# ABOUT THIS EXERCISE
Check every line of the data for the string "Alle" and copy the ones that have it.

# TASK INPUT
__________

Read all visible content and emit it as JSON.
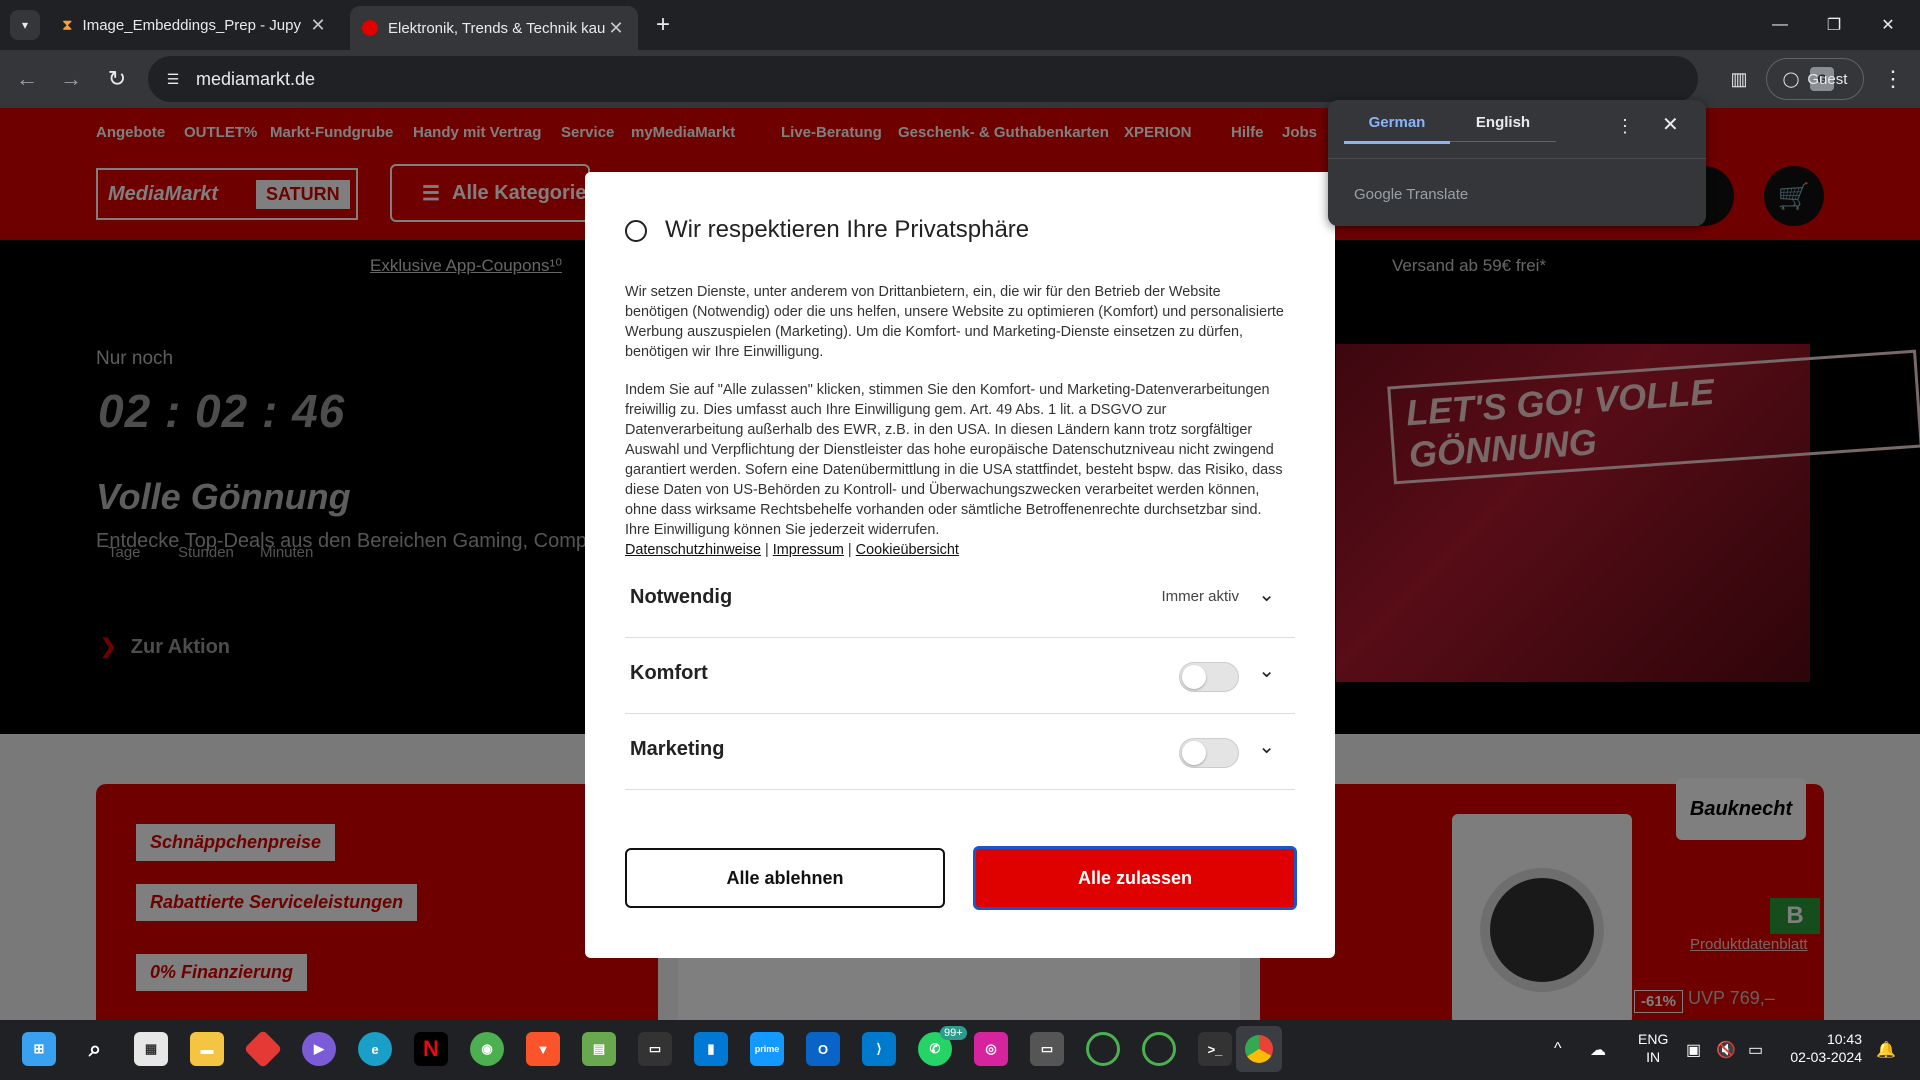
{
  "browser": {
    "tabs": [
      {
        "title": "Image_Embeddings_Prep - Jupy",
        "active": false
      },
      {
        "title": "Elektronik, Trends & Technik kau",
        "active": true
      }
    ],
    "url": "mediamarkt.de",
    "guest_label": "Guest"
  },
  "site": {
    "top_links": [
      "Angebote",
      "OUTLET%",
      "Markt-Fundgrube",
      "Handy mit Vertrag",
      "Service",
      "myMediaMarkt",
      "Live-Beratung",
      "Geschenk- & Guthabenkarten",
      "XPERION",
      "Hilfe",
      "Jobs"
    ],
    "logo_mm": "MediaMarkt",
    "logo_saturn": "SATURN",
    "categories_label": "Alle Kategorien",
    "coupons": "Exklusive App-Coupons¹⁰",
    "shipping": "Versand ab 59€ frei*",
    "countdown_label": "Nur noch",
    "countdown": "02 : 02 : 46",
    "countdown_units": [
      "Tage",
      "Stunden",
      "Minuten"
    ],
    "promo_title": "Volle Gönnung",
    "promo_sub": "Entdecke Top-Deals aus den Bereichen Gaming, Compu",
    "cta": "Zur Aktion",
    "banner_text": "LET'S GO! VOLLE GÖNNUNG",
    "card1_items": [
      "Schnäppchenpreise",
      "Rabattierte Serviceleistungen",
      "0% Finanzierung"
    ],
    "brand": "Bauknecht",
    "datasheet": "Produktdatenblatt",
    "discount": "-61%",
    "uvp": "UVP 769,–",
    "energy_class": "B"
  },
  "modal": {
    "title": "Wir respektieren Ihre Privatsphäre",
    "para1": "Wir setzen Dienste, unter anderem von Drittanbietern, ein, die wir für den Betrieb der Website benötigen (Notwendig) oder die uns helfen, unsere Website zu optimieren (Komfort) und personalisierte Werbung auszuspielen (Marketing). Um die Komfort- und Marketing-Dienste einsetzen zu dürfen, benötigen wir Ihre Einwilligung.",
    "para2": "Indem Sie auf \"Alle zulassen\" klicken, stimmen Sie den Komfort- und Marketing-Datenverarbeitungen freiwillig zu. Dies umfasst auch Ihre Einwilligung gem. Art. 49 Abs. 1 lit. a DSGVO zur Datenverarbeitung außerhalb des EWR, z.B. in den USA. In diesen Ländern kann trotz sorgfältiger Auswahl und Verpflichtung der Dienstleister das hohe europäische Datenschutzniveau nicht zwingend garantiert werden. Sofern eine Datenübermittlung in die USA stattfindet, besteht bspw. das Risiko, dass diese Daten von US-Behörden zu Kontroll- und Überwachungszwecken verarbeitet werden können, ohne dass wirksame Rechtsbehelfe vorhanden oder sämtliche Betroffenenrechte durchsetzbar sind. Ihre Einwilligung können Sie jederzeit widerrufen.",
    "links": [
      "Datenschutzhinweise",
      "Impressum",
      "Cookieübersicht"
    ],
    "sections": [
      {
        "label": "Notwendig",
        "status": "Immer aktiv"
      },
      {
        "label": "Komfort",
        "enabled": false
      },
      {
        "label": "Marketing",
        "enabled": false
      }
    ],
    "deny_label": "Alle ablehnen",
    "allow_label": "Alle zulassen"
  },
  "translate": {
    "lang_from": "German",
    "lang_to": "English",
    "brand": "Google Translate"
  },
  "taskbar": {
    "badge": "99+",
    "lang": "ENG",
    "region": "IN",
    "time": "10:43",
    "date": "02-03-2024"
  },
  "colors": {
    "brand_red": "#df0000",
    "chrome_dark": "#202124",
    "translate_accent": "#8ab4f8"
  }
}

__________

# ANSWER SECTION
    "categories_label": "Alle Kategorien",
    "para2": "Indem Sie auf \"Alle zulassen\" klicken, stimmen Sie den Komfort- und Marketing-Datenverarbeitungen freiwillig zu. Dies umfasst auch Ihre Einwilligung gem. Art. 49 Abs. 1 lit. a DSGVO zur Datenverarbeitung außerhalb des EWR, z.B. in den USA. In diesen Ländern kann trotz sorgfältiger Auswahl und Verpflichtung der Dienstleister das hohe europäische Datenschutzniveau nicht zwingend garantiert werden. Sofern eine Datenübermittlung in die USA stattfindet, besteht bspw. das Risiko, dass diese Daten von US-Behörden zu Kontroll- und Überwachungszwecken verarbeitet werden können, ohne dass wirksame Rechtsbehelfe vorhanden oder sämtliche Betroffenenrechte durchsetzbar sind. Ihre Einwilligung können Sie jederzeit widerrufen.",
    "deny_label": "Alle ablehnen",
    "allow_label": "Alle zulassen"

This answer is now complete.